PROVIDED DATA Start Marker

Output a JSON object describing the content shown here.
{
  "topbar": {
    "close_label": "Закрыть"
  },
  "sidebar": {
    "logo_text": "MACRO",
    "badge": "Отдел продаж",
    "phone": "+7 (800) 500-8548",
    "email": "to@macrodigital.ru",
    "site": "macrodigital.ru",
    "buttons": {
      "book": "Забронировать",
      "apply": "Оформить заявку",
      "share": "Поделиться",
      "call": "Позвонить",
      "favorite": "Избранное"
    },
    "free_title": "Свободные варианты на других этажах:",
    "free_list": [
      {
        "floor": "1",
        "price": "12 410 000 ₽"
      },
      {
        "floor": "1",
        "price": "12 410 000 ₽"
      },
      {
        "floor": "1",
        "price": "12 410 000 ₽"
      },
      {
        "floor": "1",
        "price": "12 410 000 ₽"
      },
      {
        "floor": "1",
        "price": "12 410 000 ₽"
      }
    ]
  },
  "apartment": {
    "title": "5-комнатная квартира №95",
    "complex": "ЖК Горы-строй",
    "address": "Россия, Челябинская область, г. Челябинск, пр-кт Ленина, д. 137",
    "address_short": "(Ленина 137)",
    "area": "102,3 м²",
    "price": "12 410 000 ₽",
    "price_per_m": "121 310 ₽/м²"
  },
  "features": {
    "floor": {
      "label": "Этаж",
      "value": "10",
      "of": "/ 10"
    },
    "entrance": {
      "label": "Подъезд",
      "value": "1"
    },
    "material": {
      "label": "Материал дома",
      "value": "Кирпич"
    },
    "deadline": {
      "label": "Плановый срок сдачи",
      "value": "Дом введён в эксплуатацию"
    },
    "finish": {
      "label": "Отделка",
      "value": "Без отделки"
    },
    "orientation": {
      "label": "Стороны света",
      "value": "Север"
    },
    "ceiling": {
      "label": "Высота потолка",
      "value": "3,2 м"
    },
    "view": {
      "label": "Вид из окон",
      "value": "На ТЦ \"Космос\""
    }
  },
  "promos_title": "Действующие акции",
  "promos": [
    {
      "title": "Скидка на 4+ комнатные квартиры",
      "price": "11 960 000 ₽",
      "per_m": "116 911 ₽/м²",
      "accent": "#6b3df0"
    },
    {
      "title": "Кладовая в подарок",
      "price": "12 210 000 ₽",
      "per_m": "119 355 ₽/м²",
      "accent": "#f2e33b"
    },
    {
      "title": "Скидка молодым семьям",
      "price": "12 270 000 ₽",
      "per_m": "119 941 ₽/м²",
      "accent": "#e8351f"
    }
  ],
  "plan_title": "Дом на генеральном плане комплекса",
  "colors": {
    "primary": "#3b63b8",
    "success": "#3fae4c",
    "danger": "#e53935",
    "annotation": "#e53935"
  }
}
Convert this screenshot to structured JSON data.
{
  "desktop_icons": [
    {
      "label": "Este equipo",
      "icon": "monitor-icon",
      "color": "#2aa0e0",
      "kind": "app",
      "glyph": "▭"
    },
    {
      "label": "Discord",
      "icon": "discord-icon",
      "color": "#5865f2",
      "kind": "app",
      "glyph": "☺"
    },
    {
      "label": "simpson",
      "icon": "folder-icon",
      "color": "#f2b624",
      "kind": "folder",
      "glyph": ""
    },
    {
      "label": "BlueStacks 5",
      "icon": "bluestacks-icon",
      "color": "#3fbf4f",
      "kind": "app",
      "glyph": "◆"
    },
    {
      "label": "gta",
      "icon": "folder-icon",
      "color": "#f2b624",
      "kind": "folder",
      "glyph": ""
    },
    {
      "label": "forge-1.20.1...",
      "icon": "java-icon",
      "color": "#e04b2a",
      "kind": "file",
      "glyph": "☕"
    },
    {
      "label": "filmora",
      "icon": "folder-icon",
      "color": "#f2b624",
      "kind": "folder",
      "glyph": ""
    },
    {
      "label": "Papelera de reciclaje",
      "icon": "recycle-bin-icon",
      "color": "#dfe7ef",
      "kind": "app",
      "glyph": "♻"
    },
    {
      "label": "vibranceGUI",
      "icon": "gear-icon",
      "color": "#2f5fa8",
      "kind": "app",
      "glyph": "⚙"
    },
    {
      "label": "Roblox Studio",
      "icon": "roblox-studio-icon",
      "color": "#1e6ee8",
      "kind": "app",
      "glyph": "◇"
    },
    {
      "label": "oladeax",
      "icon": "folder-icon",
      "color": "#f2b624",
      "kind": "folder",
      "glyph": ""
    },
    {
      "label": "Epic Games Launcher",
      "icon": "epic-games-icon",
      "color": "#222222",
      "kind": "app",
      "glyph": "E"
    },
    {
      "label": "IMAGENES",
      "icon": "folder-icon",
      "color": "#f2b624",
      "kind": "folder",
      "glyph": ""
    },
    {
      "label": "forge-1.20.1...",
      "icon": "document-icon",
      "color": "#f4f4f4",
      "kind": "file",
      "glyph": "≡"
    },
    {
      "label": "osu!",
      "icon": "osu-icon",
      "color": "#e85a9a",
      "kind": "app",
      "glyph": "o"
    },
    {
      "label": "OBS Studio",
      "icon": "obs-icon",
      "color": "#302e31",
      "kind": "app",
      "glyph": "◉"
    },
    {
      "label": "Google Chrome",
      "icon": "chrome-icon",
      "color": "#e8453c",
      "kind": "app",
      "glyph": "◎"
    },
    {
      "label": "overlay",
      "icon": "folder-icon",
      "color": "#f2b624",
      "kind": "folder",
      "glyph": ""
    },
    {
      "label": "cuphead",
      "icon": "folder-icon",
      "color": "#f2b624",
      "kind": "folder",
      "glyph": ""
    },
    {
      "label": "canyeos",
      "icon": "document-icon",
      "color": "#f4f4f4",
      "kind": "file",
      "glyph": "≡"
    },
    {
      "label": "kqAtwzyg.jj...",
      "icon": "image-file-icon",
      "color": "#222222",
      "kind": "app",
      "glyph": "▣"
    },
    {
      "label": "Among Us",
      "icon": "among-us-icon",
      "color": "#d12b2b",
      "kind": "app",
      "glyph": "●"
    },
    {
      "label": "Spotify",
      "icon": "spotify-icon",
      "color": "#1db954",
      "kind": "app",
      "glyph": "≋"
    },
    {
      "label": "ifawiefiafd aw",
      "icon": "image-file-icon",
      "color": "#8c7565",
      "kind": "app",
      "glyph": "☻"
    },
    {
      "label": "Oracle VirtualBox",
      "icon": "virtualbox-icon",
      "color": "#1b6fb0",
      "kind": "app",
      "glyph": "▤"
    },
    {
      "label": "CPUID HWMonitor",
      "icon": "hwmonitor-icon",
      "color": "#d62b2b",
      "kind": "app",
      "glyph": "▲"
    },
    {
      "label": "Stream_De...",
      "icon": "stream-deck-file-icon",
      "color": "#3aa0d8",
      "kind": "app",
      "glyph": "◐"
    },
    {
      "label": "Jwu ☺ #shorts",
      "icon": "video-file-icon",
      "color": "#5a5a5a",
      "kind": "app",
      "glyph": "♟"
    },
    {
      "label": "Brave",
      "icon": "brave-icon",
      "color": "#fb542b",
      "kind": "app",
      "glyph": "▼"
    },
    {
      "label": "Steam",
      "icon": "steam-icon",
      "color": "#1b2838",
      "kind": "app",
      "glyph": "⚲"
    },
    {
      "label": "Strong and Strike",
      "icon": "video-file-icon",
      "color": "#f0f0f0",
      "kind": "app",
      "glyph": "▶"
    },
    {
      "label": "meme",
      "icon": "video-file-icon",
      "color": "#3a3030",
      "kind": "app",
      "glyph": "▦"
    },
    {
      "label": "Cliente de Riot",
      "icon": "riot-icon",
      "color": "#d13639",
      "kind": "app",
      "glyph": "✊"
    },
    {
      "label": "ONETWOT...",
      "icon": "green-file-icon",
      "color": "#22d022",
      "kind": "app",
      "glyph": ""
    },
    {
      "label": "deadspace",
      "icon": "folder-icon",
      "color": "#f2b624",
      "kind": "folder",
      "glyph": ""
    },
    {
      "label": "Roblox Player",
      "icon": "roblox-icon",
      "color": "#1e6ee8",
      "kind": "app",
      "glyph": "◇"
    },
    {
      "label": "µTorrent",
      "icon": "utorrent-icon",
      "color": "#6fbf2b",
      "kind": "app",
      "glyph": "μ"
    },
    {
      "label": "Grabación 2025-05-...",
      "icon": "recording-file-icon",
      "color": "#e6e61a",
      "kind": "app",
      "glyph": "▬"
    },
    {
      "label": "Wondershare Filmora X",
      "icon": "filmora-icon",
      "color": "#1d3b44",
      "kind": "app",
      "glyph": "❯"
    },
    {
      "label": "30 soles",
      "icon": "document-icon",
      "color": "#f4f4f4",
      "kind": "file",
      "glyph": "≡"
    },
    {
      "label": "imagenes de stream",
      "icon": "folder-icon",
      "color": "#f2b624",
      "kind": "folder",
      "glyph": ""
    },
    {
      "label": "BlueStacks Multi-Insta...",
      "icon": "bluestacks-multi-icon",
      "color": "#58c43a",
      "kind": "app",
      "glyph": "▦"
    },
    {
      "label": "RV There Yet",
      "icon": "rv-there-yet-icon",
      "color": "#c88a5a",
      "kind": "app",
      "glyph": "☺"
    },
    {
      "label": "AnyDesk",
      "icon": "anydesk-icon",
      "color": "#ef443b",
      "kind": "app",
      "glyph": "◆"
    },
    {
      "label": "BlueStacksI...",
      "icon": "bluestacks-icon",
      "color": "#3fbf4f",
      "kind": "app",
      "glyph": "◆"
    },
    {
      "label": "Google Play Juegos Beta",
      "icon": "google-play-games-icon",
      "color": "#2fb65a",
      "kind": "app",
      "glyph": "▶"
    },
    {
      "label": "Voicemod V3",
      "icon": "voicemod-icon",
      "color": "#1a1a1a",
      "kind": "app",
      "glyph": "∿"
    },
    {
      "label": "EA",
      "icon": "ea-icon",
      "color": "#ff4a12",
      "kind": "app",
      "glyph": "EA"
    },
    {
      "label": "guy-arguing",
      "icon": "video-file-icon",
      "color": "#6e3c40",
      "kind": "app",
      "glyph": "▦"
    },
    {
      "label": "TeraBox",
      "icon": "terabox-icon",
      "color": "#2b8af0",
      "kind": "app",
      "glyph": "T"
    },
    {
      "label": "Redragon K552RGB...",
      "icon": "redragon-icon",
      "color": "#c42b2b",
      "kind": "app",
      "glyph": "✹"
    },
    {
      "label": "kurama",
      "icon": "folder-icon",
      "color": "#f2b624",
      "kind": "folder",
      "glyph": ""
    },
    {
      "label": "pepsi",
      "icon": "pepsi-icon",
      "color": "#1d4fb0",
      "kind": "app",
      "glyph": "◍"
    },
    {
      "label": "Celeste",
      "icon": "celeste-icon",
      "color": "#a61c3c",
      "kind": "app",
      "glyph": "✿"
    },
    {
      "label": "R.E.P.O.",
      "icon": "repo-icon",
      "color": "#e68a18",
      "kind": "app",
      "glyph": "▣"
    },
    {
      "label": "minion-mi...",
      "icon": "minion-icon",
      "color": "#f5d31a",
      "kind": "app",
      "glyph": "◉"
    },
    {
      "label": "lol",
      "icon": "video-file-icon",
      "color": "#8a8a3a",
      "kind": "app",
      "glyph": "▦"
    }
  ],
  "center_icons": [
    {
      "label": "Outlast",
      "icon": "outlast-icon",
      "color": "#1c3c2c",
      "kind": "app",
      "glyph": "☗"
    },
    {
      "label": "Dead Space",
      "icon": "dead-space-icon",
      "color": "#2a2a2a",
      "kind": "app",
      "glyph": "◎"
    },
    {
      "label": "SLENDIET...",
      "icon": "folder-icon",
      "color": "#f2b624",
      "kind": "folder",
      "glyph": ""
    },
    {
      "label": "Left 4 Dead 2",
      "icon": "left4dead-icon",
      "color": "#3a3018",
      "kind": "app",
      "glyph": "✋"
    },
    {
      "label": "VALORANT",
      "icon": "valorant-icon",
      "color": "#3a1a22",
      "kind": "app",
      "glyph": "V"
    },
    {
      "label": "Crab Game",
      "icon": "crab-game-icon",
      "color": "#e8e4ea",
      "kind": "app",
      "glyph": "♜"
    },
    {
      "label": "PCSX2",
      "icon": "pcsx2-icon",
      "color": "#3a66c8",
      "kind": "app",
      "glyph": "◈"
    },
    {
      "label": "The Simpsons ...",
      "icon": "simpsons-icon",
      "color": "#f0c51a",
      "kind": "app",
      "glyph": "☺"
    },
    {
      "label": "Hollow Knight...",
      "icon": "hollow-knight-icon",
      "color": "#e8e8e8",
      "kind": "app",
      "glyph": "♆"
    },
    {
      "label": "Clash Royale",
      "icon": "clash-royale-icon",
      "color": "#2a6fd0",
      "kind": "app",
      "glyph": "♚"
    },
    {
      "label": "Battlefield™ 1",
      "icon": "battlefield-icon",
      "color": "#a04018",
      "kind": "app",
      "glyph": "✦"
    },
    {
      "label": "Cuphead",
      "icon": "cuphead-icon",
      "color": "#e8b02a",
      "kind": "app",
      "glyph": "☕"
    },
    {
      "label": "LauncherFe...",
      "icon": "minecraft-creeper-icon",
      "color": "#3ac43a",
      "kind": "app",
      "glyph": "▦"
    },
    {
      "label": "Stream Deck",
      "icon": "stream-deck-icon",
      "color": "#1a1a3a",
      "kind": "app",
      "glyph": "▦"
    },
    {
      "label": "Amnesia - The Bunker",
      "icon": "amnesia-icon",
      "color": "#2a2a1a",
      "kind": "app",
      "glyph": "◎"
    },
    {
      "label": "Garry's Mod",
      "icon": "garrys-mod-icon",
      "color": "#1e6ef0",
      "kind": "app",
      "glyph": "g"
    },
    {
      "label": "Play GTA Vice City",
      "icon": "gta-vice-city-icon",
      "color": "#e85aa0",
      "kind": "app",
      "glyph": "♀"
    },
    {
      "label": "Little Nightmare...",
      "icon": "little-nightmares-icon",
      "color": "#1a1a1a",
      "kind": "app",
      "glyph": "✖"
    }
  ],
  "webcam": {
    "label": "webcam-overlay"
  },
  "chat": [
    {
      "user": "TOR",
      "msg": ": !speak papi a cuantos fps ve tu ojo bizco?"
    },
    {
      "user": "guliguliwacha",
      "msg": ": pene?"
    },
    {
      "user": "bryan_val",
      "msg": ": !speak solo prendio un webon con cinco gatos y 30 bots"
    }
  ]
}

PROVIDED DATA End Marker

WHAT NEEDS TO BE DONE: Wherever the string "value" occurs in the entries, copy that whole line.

EXPECTED ANSWER:
      "value": "10",
      "value": "1"
      "value": "Кирпич"
      "value": "Дом введён в эксплуатацию"
      "value": "Без отделки"
      "value": "Север"
      "value": "3,2 м"
      "value": "На ТЦ \"Космос\""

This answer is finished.